PROVIDED ENTRIES below:
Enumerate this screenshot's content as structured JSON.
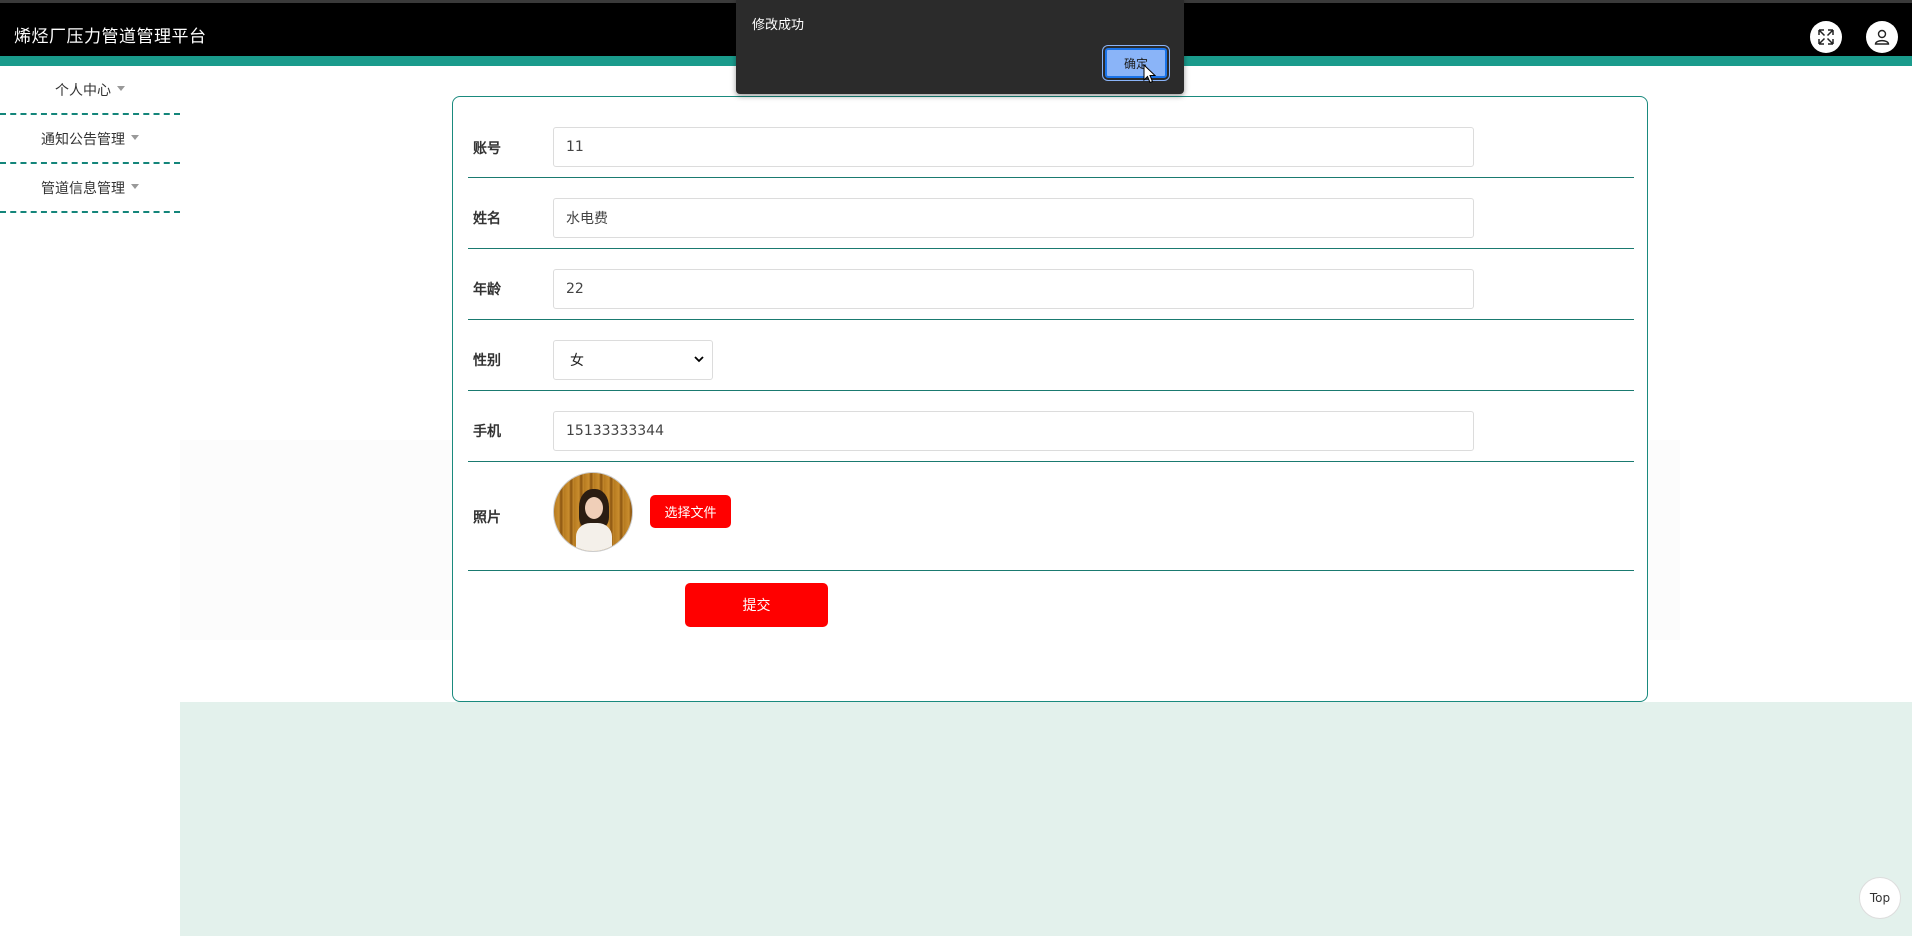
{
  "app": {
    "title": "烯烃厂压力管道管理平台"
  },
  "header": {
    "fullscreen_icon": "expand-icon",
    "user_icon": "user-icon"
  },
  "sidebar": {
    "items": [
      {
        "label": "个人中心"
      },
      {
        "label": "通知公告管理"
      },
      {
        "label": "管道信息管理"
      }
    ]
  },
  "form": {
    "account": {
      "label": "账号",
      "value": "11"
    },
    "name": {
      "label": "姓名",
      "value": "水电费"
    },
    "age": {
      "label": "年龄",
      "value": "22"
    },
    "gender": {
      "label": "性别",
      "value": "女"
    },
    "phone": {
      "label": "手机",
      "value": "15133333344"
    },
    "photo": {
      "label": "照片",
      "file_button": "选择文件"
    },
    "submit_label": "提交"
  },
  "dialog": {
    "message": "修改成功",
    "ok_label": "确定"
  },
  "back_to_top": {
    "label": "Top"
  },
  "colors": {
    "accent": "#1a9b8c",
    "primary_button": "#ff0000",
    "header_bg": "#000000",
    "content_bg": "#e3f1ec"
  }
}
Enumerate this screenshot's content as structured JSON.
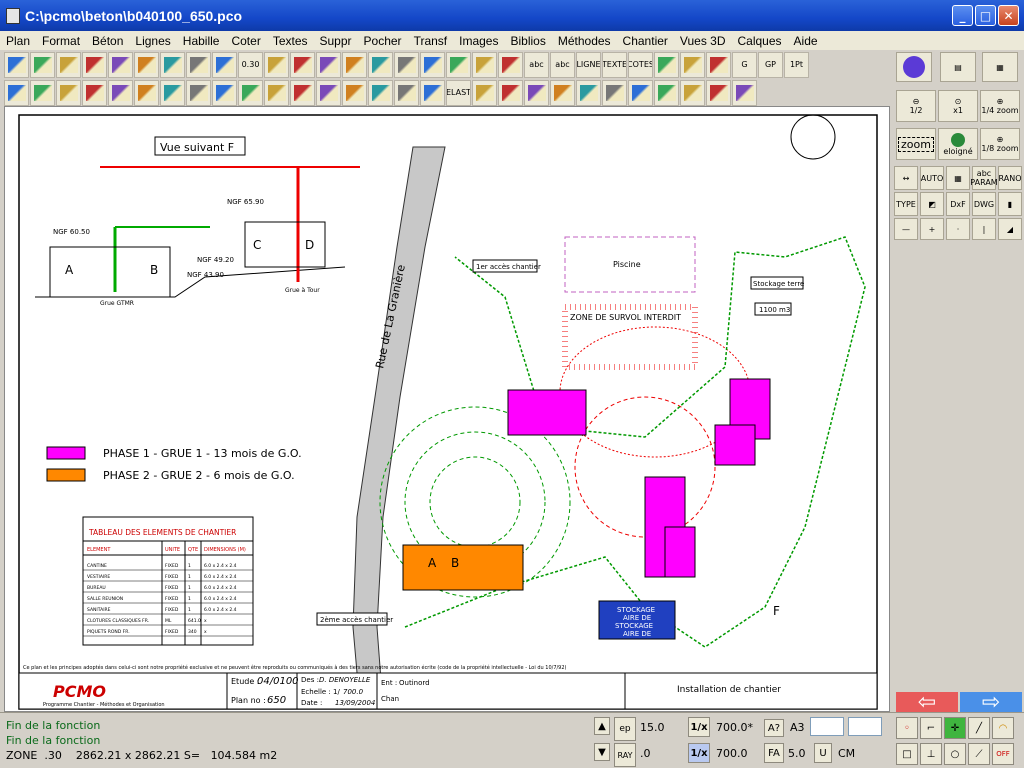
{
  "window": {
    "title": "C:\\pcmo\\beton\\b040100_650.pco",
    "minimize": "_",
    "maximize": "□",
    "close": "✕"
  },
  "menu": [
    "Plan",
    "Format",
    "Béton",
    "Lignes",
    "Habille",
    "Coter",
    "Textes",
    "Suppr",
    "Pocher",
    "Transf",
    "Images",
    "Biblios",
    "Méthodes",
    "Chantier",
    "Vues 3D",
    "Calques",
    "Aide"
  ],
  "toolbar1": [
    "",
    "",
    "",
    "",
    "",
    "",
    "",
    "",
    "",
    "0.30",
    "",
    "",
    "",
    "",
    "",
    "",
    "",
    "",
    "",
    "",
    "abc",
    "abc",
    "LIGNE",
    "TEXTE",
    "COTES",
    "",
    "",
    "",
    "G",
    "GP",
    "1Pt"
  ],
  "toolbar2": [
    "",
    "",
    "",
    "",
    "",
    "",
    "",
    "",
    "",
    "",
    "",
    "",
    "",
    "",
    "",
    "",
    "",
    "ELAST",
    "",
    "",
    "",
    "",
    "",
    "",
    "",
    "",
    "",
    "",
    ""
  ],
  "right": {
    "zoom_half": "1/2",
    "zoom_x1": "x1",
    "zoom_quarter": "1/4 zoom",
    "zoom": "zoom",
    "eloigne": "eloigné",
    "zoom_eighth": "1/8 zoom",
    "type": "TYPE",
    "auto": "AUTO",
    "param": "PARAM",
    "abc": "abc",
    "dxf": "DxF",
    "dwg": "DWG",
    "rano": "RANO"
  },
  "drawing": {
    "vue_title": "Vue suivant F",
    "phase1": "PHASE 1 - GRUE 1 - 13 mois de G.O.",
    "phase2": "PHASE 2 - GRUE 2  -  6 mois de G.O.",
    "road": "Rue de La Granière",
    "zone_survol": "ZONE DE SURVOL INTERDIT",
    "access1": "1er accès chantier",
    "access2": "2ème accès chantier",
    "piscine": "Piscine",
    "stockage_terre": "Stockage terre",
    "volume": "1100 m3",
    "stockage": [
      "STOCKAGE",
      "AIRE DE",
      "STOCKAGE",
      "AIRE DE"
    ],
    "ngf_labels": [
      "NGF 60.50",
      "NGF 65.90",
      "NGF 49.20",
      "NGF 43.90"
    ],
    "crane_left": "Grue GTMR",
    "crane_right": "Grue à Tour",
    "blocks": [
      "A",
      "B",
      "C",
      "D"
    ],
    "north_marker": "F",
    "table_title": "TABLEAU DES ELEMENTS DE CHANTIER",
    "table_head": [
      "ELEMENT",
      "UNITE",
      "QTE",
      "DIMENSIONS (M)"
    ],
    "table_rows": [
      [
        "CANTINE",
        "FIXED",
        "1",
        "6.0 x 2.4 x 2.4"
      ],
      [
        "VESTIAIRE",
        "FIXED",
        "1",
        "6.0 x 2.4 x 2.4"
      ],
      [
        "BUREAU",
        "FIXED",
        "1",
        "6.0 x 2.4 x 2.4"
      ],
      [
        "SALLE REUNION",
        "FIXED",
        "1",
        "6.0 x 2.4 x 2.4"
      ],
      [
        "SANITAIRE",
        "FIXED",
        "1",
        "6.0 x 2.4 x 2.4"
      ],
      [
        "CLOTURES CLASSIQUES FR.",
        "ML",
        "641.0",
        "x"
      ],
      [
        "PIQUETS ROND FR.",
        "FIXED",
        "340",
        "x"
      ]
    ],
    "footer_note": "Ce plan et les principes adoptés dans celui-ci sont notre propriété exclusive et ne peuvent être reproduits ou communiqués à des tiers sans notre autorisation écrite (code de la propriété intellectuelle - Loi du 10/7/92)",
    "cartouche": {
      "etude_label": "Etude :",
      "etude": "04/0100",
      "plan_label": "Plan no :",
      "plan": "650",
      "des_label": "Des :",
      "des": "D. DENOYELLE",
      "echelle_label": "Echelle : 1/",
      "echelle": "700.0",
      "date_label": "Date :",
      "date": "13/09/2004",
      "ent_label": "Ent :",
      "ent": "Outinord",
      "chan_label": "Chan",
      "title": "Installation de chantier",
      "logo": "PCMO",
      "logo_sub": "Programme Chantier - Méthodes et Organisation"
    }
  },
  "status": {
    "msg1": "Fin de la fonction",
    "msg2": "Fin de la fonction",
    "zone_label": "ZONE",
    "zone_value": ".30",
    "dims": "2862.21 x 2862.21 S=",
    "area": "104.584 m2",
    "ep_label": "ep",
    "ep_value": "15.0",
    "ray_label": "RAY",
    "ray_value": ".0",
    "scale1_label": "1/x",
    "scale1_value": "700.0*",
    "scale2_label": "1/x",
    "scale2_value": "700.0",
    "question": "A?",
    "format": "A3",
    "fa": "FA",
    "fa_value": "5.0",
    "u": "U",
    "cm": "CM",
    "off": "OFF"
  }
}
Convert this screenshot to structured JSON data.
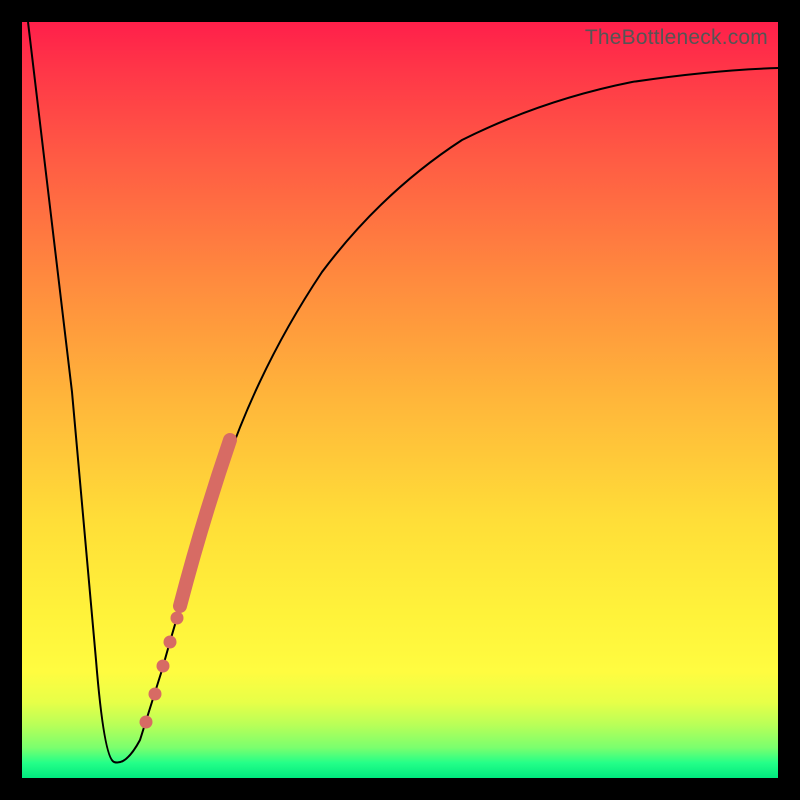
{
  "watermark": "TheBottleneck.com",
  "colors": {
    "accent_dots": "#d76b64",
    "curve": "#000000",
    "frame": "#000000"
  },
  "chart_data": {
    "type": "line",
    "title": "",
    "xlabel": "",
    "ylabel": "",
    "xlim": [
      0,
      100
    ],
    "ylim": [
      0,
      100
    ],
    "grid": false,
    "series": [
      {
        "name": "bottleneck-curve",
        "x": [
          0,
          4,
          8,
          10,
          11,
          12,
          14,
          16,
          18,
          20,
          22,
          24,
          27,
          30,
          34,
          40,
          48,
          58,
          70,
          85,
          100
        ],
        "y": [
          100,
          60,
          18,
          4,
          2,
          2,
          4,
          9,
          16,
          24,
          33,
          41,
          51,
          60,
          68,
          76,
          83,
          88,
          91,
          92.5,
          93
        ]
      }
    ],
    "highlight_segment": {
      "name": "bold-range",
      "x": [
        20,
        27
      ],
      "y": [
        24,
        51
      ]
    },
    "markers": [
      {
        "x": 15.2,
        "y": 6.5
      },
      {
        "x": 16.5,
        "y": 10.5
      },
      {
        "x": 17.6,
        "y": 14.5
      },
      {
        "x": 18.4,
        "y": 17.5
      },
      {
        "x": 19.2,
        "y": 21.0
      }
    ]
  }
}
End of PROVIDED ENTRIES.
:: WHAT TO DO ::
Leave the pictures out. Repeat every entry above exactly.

:: TASK ANSWER ::
Enumerate this screenshot's content as structured JSON.
{
  "app": {
    "title": "烯烃厂压力管道管理平台"
  },
  "header": {
    "fullscreen_icon": "expand-icon",
    "user_icon": "user-icon"
  },
  "sidebar": {
    "items": [
      {
        "label": "个人中心"
      },
      {
        "label": "通知公告管理"
      },
      {
        "label": "管道信息管理"
      }
    ]
  },
  "form": {
    "account": {
      "label": "账号",
      "value": "11"
    },
    "name": {
      "label": "姓名",
      "value": "水电费"
    },
    "age": {
      "label": "年龄",
      "value": "22"
    },
    "gender": {
      "label": "性别",
      "value": "女"
    },
    "phone": {
      "label": "手机",
      "value": "15133333344"
    },
    "photo": {
      "label": "照片",
      "file_button": "选择文件"
    },
    "submit_label": "提交"
  },
  "dialog": {
    "message": "修改成功",
    "ok_label": "确定"
  },
  "back_to_top": {
    "label": "Top"
  },
  "colors": {
    "accent": "#1a9b8c",
    "primary_button": "#ff0000",
    "header_bg": "#000000",
    "content_bg": "#e3f1ec"
  }
}
Enumerate this screenshot's content as structured JSON.
{
  "window": {
    "title": "C:\\pcmo\\beton\\b040100_650.pco",
    "minimize": "_",
    "maximize": "□",
    "close": "✕"
  },
  "menu": [
    "Plan",
    "Format",
    "Béton",
    "Lignes",
    "Habille",
    "Coter",
    "Textes",
    "Suppr",
    "Pocher",
    "Transf",
    "Images",
    "Biblios",
    "Méthodes",
    "Chantier",
    "Vues 3D",
    "Calques",
    "Aide"
  ],
  "toolbar1": [
    "",
    "",
    "",
    "",
    "",
    "",
    "",
    "",
    "",
    "0.30",
    "",
    "",
    "",
    "",
    "",
    "",
    "",
    "",
    "",
    "",
    "abc",
    "abc",
    "LIGNE",
    "TEXTE",
    "COTES",
    "",
    "",
    "",
    "G",
    "GP",
    "1Pt"
  ],
  "toolbar2": [
    "",
    "",
    "",
    "",
    "",
    "",
    "",
    "",
    "",
    "",
    "",
    "",
    "",
    "",
    "",
    "",
    "",
    "ELAST",
    "",
    "",
    "",
    "",
    "",
    "",
    "",
    "",
    "",
    "",
    ""
  ],
  "right": {
    "zoom_half": "1/2",
    "zoom_x1": "x1",
    "zoom_quarter": "1/4 zoom",
    "zoom": "zoom",
    "eloigne": "eloigné",
    "zoom_eighth": "1/8 zoom",
    "type": "TYPE",
    "auto": "AUTO",
    "param": "PARAM",
    "abc": "abc",
    "dxf": "DxF",
    "dwg": "DWG",
    "rano": "RANO"
  },
  "drawing": {
    "vue_title": "Vue suivant F",
    "phase1": "PHASE 1 - GRUE 1 - 13 mois de G.O.",
    "phase2": "PHASE 2 - GRUE 2  -  6 mois de G.O.",
    "road": "Rue de La Granière",
    "zone_survol": "ZONE DE SURVOL INTERDIT",
    "access1": "1er accès chantier",
    "access2": "2ème accès chantier",
    "piscine": "Piscine",
    "stockage_terre": "Stockage terre",
    "volume": "1100 m3",
    "stockage": [
      "STOCKAGE",
      "AIRE DE",
      "STOCKAGE",
      "AIRE DE"
    ],
    "ngf_labels": [
      "NGF 60.50",
      "NGF 65.90",
      "NGF 49.20",
      "NGF 43.90"
    ],
    "crane_left": "Grue GTMR",
    "crane_right": "Grue à Tour",
    "blocks": [
      "A",
      "B",
      "C",
      "D"
    ],
    "north_marker": "F",
    "table_title": "TABLEAU DES ELEMENTS DE CHANTIER",
    "table_head": [
      "ELEMENT",
      "UNITE",
      "QTE",
      "DIMENSIONS (M)"
    ],
    "table_rows": [
      [
        "CANTINE",
        "FIXED",
        "1",
        "6.0 x 2.4 x 2.4"
      ],
      [
        "VESTIAIRE",
        "FIXED",
        "1",
        "6.0 x 2.4 x 2.4"
      ],
      [
        "BUREAU",
        "FIXED",
        "1",
        "6.0 x 2.4 x 2.4"
      ],
      [
        "SALLE REUNION",
        "FIXED",
        "1",
        "6.0 x 2.4 x 2.4"
      ],
      [
        "SANITAIRE",
        "FIXED",
        "1",
        "6.0 x 2.4 x 2.4"
      ],
      [
        "CLOTURES CLASSIQUES FR.",
        "ML",
        "641.0",
        "x"
      ],
      [
        "PIQUETS ROND FR.",
        "FIXED",
        "340",
        "x"
      ]
    ],
    "footer_note": "Ce plan et les principes adoptés dans celui-ci sont notre propriété exclusive et ne peuvent être reproduits ou communiqués à des tiers sans notre autorisation écrite (code de la propriété intellectuelle - Loi du 10/7/92)",
    "cartouche": {
      "etude_label": "Etude :",
      "etude": "04/0100",
      "plan_label": "Plan no :",
      "plan": "650",
      "des_label": "Des :",
      "des": "D. DENOYELLE",
      "echelle_label": "Echelle : 1/",
      "echelle": "700.0",
      "date_label": "Date :",
      "date": "13/09/2004",
      "ent_label": "Ent :",
      "ent": "Outinord",
      "chan_label": "Chan",
      "title": "Installation de chantier",
      "logo": "PCMO",
      "logo_sub": "Programme Chantier - Méthodes et Organisation"
    }
  },
  "status": {
    "msg1": "Fin de la fonction",
    "msg2": "Fin de la fonction",
    "zone_label": "ZONE",
    "zone_value": ".30",
    "dims": "2862.21 x 2862.21 S=",
    "area": "104.584 m2",
    "ep_label": "ep",
    "ep_value": "15.0",
    "ray_label": "RAY",
    "ray_value": ".0",
    "scale1_label": "1/x",
    "scale1_value": "700.0*",
    "scale2_label": "1/x",
    "scale2_value": "700.0",
    "question": "A?",
    "format": "A3",
    "fa": "FA",
    "fa_value": "5.0",
    "u": "U",
    "cm": "CM",
    "off": "OFF"
  }
}
Convert this screenshot to structured JSON data.
{
  "watermark": "TheBottleneck.com",
  "colors": {
    "accent_dots": "#d76b64",
    "curve": "#000000",
    "frame": "#000000"
  },
  "chart_data": {
    "type": "line",
    "title": "",
    "xlabel": "",
    "ylabel": "",
    "xlim": [
      0,
      100
    ],
    "ylim": [
      0,
      100
    ],
    "grid": false,
    "series": [
      {
        "name": "bottleneck-curve",
        "x": [
          0,
          4,
          8,
          10,
          11,
          12,
          14,
          16,
          18,
          20,
          22,
          24,
          27,
          30,
          34,
          40,
          48,
          58,
          70,
          85,
          100
        ],
        "y": [
          100,
          60,
          18,
          4,
          2,
          2,
          4,
          9,
          16,
          24,
          33,
          41,
          51,
          60,
          68,
          76,
          83,
          88,
          91,
          92.5,
          93
        ]
      }
    ],
    "highlight_segment": {
      "name": "bold-range",
      "x": [
        20,
        27
      ],
      "y": [
        24,
        51
      ]
    },
    "markers": [
      {
        "x": 15.2,
        "y": 6.5
      },
      {
        "x": 16.5,
        "y": 10.5
      },
      {
        "x": 17.6,
        "y": 14.5
      },
      {
        "x": 18.4,
        "y": 17.5
      },
      {
        "x": 19.2,
        "y": 21.0
      }
    ]
  }
}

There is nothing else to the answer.